In Wednesday's fourth stage -- a 69km team time trial from army town Joinville to Saint-Dizier in the east -- Armstrong and his fellow Postals blew the competition away, recording their first ever win in this speed and teamwork-orientated discipline.
Armstrong, closing in on Spaniard Miguel Indurain's unique feat of five-straight Tour victories, is peaking at the right time -- with the weekend's grueling mountain stages lying in wait.
"I had some problems before the Tour that I didn't elaborate on," Armstrong said after the win. "I didn't talk about them because it's really not important. But I'm getting better. I feel better every day."
With the Postals hogging the top eight places in the overall rankings, Armstrong and his teammates are in great shape to tackle the next five stages, which begin with some modest climbs Thursday and Friday before the first of three daunting alpine stages.
The danger has almost passed for Armstrong -- fortunate not to be seriously hurt in Sunday's first stage when the Texan was among around 35 riders caught in a pileup.
The team's plan in the early stages could have read thus: avoid danger, stay fresh, and clock an excellent time trial to take into the mountains -- where some thrive and others melt away in the scorching heat.
Armstrong will hope to avoid further mishap in Thursday's fifth stage -- a 196.5km route from Troyes toward Nevers in central France. The course is relatively flat with some minor hill climbs -- but none exceeding 323m.
Friday's sixth stage sees the first noteworthy climb.
Riders must tackle the Cote des Echarmeaux -- which peaks at 708m -- before arriving in Lyon, France's second-largest city and famed for its gastronomic delights. Not that Armstrong, who carefully weighs his food and monitors every calorie, is likely to indulge.
Saturday's 230.5km haul from Lyon to the ski resort of Morzine-Avoriaz is the first of three days of grueling alpine ascents.
After several medium-difficulty ascents, the riders face two mammoth climbs in the last 20km of the stage.
The Col de la Ramaz, which peaks at 1,619m, is followed by the 1,181m ascent on the Cote des Gets.

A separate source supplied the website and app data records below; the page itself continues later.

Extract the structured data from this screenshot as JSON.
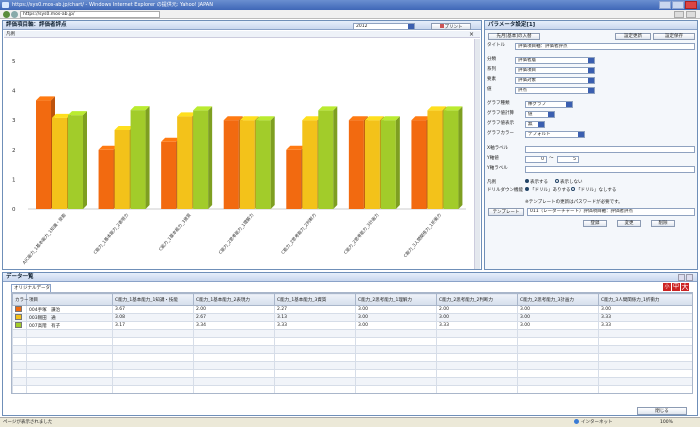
{
  "browser": {
    "title": "https://sys0.mos-ab.jp/chart/ - Windows Internet Explorer の提供元: Yahoo! JAPAN",
    "url": "https://sys0.mos-ab.jp/"
  },
  "chart_panel": {
    "title": "評価項目軸：評価者評点",
    "year_select": "2012",
    "print_label": "プリント",
    "legend_tab": "凡例",
    "close_x": "×"
  },
  "chart_data": {
    "type": "bar",
    "categories": [
      "A)C能力_1基本能力_1知識・技能",
      "C能力_1基本能力_2表現力",
      "C能力_1基本能力_3資質",
      "C能力_2思考能力_1理解力",
      "C能力_2思考能力_2判断力",
      "C能力_2思考能力_3計画力",
      "C能力_3人間関係力_1折衝力"
    ],
    "series": [
      {
        "values": [
          3.67,
          2.0,
          2.27,
          3.0,
          2.0,
          3.0,
          3.0
        ],
        "color": "#f26a10"
      },
      {
        "values": [
          3.08,
          2.67,
          3.13,
          3.0,
          3.0,
          3.0,
          3.33
        ],
        "color": "#f3c21a"
      },
      {
        "values": [
          3.17,
          3.34,
          3.33,
          3.0,
          3.33,
          3.0,
          3.33
        ],
        "color": "#a2cc2a"
      }
    ],
    "ylim": [
      0,
      5
    ],
    "yticks": [
      "0",
      "1",
      "2",
      "3",
      "4",
      "5"
    ],
    "grid": false
  },
  "settings_panel": {
    "title": "パラメータ設定[1]",
    "load_button": "先月[基本]の入替",
    "set_button": "設定更新",
    "save_button": "設定保存",
    "rows": [
      {
        "label": "タイトル",
        "value": "評価項目軸：評価者評点",
        "type": "text"
      },
      {
        "label": "分類",
        "value": "評価者層",
        "type": "select"
      },
      {
        "label": "系列",
        "value": "評価項目",
        "type": "select"
      },
      {
        "label": "要素",
        "value": "評価対象",
        "type": "select"
      },
      {
        "label": "値",
        "value": "評点",
        "type": "select"
      }
    ],
    "graph_type_label": "グラフ種類",
    "graph_type_value": "棒グラフ",
    "graph_calc_label": "グラフ値計算",
    "graph_calc_value": "値",
    "graph_disp_label": "グラフ値表示",
    "graph_disp_value": "無",
    "graph_color_label": "グラフカラー",
    "graph_color_value": "デフォルト",
    "xlabel_label": "X軸ラベル",
    "xlabel_value": "",
    "yrange_label": "Y軸値",
    "yrange_min": "0",
    "yrange_sep": "〜",
    "yrange_max": "5",
    "ylabel_label": "Y軸ラベル",
    "legend_label": "凡例",
    "legend_show": "表示する",
    "legend_hide": "表示しない",
    "drill_label": "ドリルダウン機能",
    "drill_on": "「ドリル」ありする",
    "drill_off": "「ドリル」なしする",
    "template_note": "※テンプレートの更新はパスワードが必要です。",
    "template_button": "テンプレート",
    "template_value": "011（レーダーチャート）評価項目軸：評価者評点",
    "btn_update": "登録",
    "btn_change": "変更",
    "btn_delete": "削除"
  },
  "data_panel": {
    "title": "データ一覧",
    "tab": "オリジナルデータ",
    "font_small": "小",
    "font_mid": "中",
    "font_large": "大",
    "columns": [
      "カラー",
      "項目",
      "C能力_1基本能力_1知識・技能",
      "C能力_1基本能力_2表現力",
      "C能力_1基本能力_3資質",
      "C能力_2思考能力_1理解力",
      "C能力_2思考能力_2判断力",
      "C能力_2思考能力_3計画力",
      "C能力_3人間関係力_1折衝力"
    ],
    "rows": [
      {
        "color": "#f26a10",
        "item": "004手塚　謙治",
        "values": [
          "3.67",
          "2.00",
          "2.27",
          "3.00",
          "2.00",
          "3.00",
          "3.00"
        ]
      },
      {
        "color": "#f3c21a",
        "item": "003剛田　通",
        "values": [
          "3.08",
          "2.67",
          "3.13",
          "3.00",
          "3.00",
          "3.00",
          "3.33"
        ]
      },
      {
        "color": "#a2cc2a",
        "item": "007高階　有子",
        "values": [
          "3.17",
          "3.34",
          "3.33",
          "3.00",
          "3.33",
          "3.00",
          "3.33"
        ]
      }
    ],
    "close_button": "閉じる"
  },
  "statusbar": {
    "text": "ページが表示されました",
    "zone": "インターネット",
    "zoom": "100%"
  }
}
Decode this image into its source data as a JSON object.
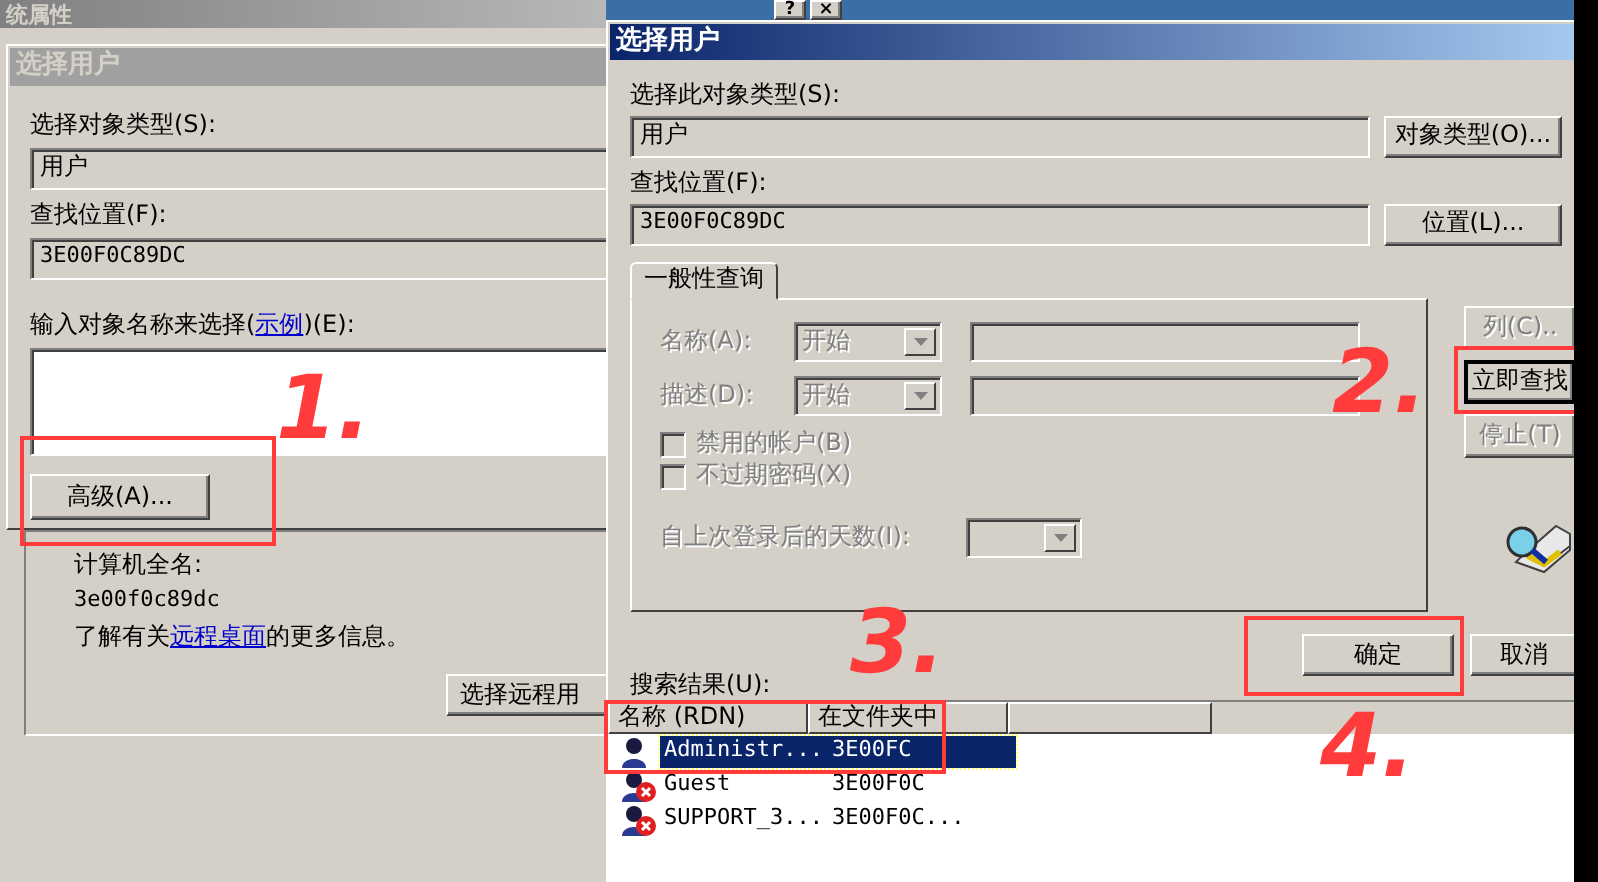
{
  "back_window": {
    "title": "统属性",
    "title_buttons": [
      "?",
      "×"
    ],
    "dialog": {
      "title": "选择用户",
      "object_type_label": "选择对象类型(S):",
      "object_type": "用户",
      "location_label": "查找位置(F):",
      "location": "3E00F0C89DC",
      "names_label": {
        "before": "输入对象名称来选择(",
        "link": "示例",
        "after": ")(E):"
      },
      "advanced_button": "高级(A)..."
    },
    "computer_name_label": "计算机全名:",
    "computer_name": "3e00f0c89dc",
    "remote_info": {
      "before": "了解有关",
      "link": "远程桌面",
      "after": "的更多信息。"
    },
    "select_remote_button": "选择远程用"
  },
  "dialog": {
    "title": "选择用户",
    "object_type_label": "选择此对象类型(S):",
    "object_type": "用户",
    "object_type_button": "对象类型(O)...",
    "location_label": "查找位置(F):",
    "location": "3E00F0C89DC",
    "location_button": "位置(L)...",
    "tabs": [
      {
        "label": "一般性查询",
        "selected": true
      }
    ],
    "query": {
      "disabled": true,
      "fields": [
        {
          "label": "名称(A):",
          "mode": "开始"
        },
        {
          "label": "描述(D):",
          "mode": "开始"
        }
      ],
      "checkboxes": [
        {
          "label": "禁用的帐户(B)",
          "checked": false
        },
        {
          "label": "不过期密码(X)",
          "checked": false
        }
      ],
      "days_label": "自上次登录后的天数(I):"
    },
    "side_buttons": [
      {
        "label": "列(C)..",
        "disabled": true,
        "focused": false
      },
      {
        "label": "立即查找",
        "disabled": false,
        "focused": true
      },
      {
        "label": "停止(T)",
        "disabled": true,
        "focused": false
      }
    ],
    "ok_button": "确定",
    "cancel_button": "取消",
    "results_label": "搜索结果(U):",
    "columns": [
      "名称 (RDN)",
      "在文件夹中"
    ],
    "rows": [
      {
        "name": "Administr...",
        "folder": "3E00FC",
        "account_disabled": false,
        "selected": true
      },
      {
        "name": "Guest",
        "folder": "3E00F0C",
        "account_disabled": true,
        "selected": false
      },
      {
        "name": "SUPPORT_3...",
        "folder": "3E00F0C...",
        "account_disabled": true,
        "selected": false
      }
    ]
  },
  "annotations": [
    {
      "label": "1."
    },
    {
      "label": "2."
    },
    {
      "label": "3."
    },
    {
      "label": "4."
    }
  ]
}
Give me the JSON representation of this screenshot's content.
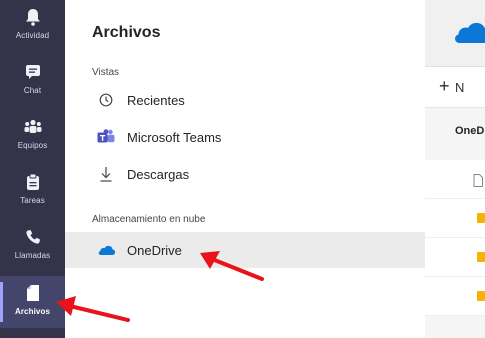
{
  "rail": {
    "items": [
      {
        "label": "Actividad",
        "icon": "bell-icon"
      },
      {
        "label": "Chat",
        "icon": "chat-icon"
      },
      {
        "label": "Equipos",
        "icon": "teams-icon"
      },
      {
        "label": "Tareas",
        "icon": "tasks-icon"
      },
      {
        "label": "Llamadas",
        "icon": "phone-icon"
      },
      {
        "label": "Archivos",
        "icon": "file-icon",
        "active": true
      }
    ]
  },
  "panel": {
    "title": "Archivos",
    "views_label": "Vistas",
    "views": [
      {
        "label": "Recientes",
        "icon": "clock-icon"
      },
      {
        "label": "Microsoft Teams",
        "icon": "ms-teams-icon"
      },
      {
        "label": "Descargas",
        "icon": "download-icon"
      }
    ],
    "cloud_label": "Almacenamiento en nube",
    "cloud": [
      {
        "label": "OneDrive",
        "icon": "onedrive-icon",
        "selected": true
      }
    ]
  },
  "right": {
    "new_label": "N",
    "breadcrumb": "OneD"
  },
  "colors": {
    "rail_bg": "#33344a",
    "accent": "#6264a7",
    "onedrive": "#0a78d4",
    "arrow": "#e8141a",
    "folder": "#f5b400"
  }
}
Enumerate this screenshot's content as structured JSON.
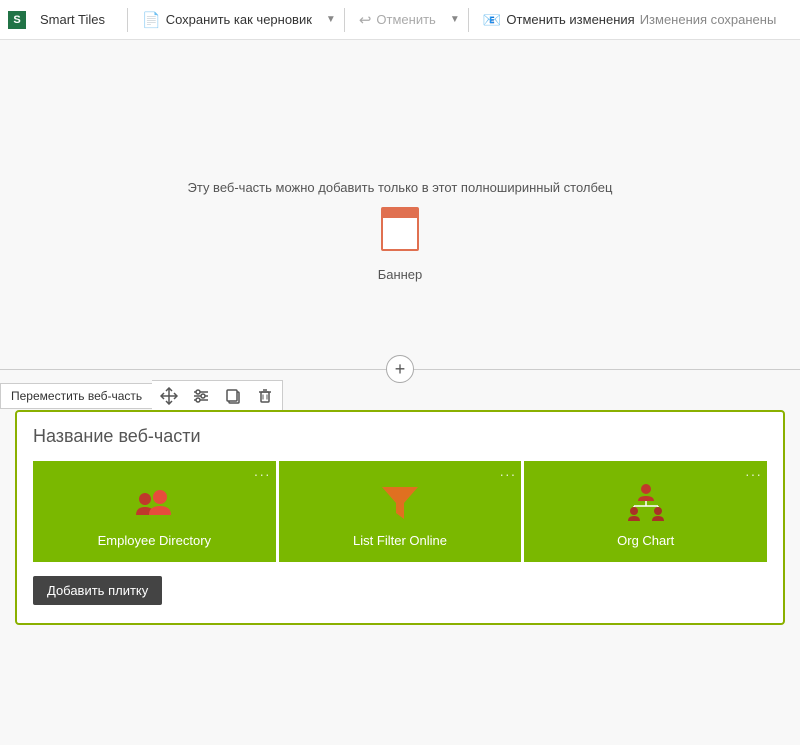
{
  "toolbar": {
    "brand_label": "Smart Tiles",
    "save_draft_label": "Сохранить как черновик",
    "undo_label": "Отменить",
    "cancel_changes_label": "Отменить изменения",
    "saved_label": "Изменения сохранены"
  },
  "main": {
    "fullwidth_notice": "Эту веб-часть можно добавить только в этот полноширинный столбец",
    "banner_label": "Баннер"
  },
  "webpart_toolbar": {
    "move_label": "Переместить веб-часть",
    "move_icon": "⤢",
    "settings_icon": "≡",
    "copy_icon": "⧉",
    "delete_icon": "🗑"
  },
  "webpart": {
    "title": "Название веб-части",
    "add_tile_label": "Добавить плитку",
    "tiles": [
      {
        "label": "Employee Directory",
        "icon_type": "employee-directory"
      },
      {
        "label": "List Filter Online",
        "icon_type": "list-filter"
      },
      {
        "label": "Org Chart",
        "icon_type": "org-chart"
      }
    ]
  }
}
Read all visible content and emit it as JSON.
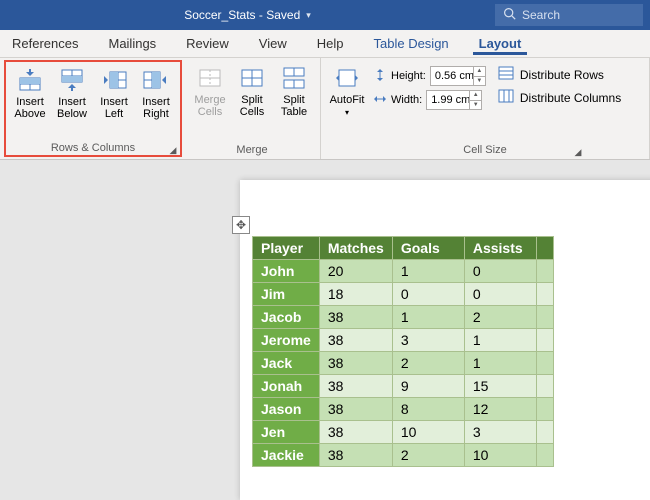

A downhill dash then carries tired limbs to the finish line.
"I'm feeling better and better," Armstrong said, adding that a modest 7th-place finish in Saturday's prologue and Sunday's first stage crash had dampened his spirits.
"Definitely the prologue wasn't sharp, but in light of the way I was feeling after the first stage I shouldn't be surprised that I'm feeling better now," a calm, smiling Armstrong said after Wednesday's win. As the Postals crossed the finish line Wednesday, they immediately dismounted and then screamed in delight as a swarm of spectators, some waving stars-and-stripes flags, engulfed them.
Armstrong's American teammates, George Hincapie and Floyd Landis, jumped into each others arms and rocked side-to-side in uninhibited exuberation. Armstrong gave high-fives to any rider in the figure-hugging dark blue strip of Postal within range.
"It was perfect, as good as you can ask for," Landis said, sweat flooding over his brow.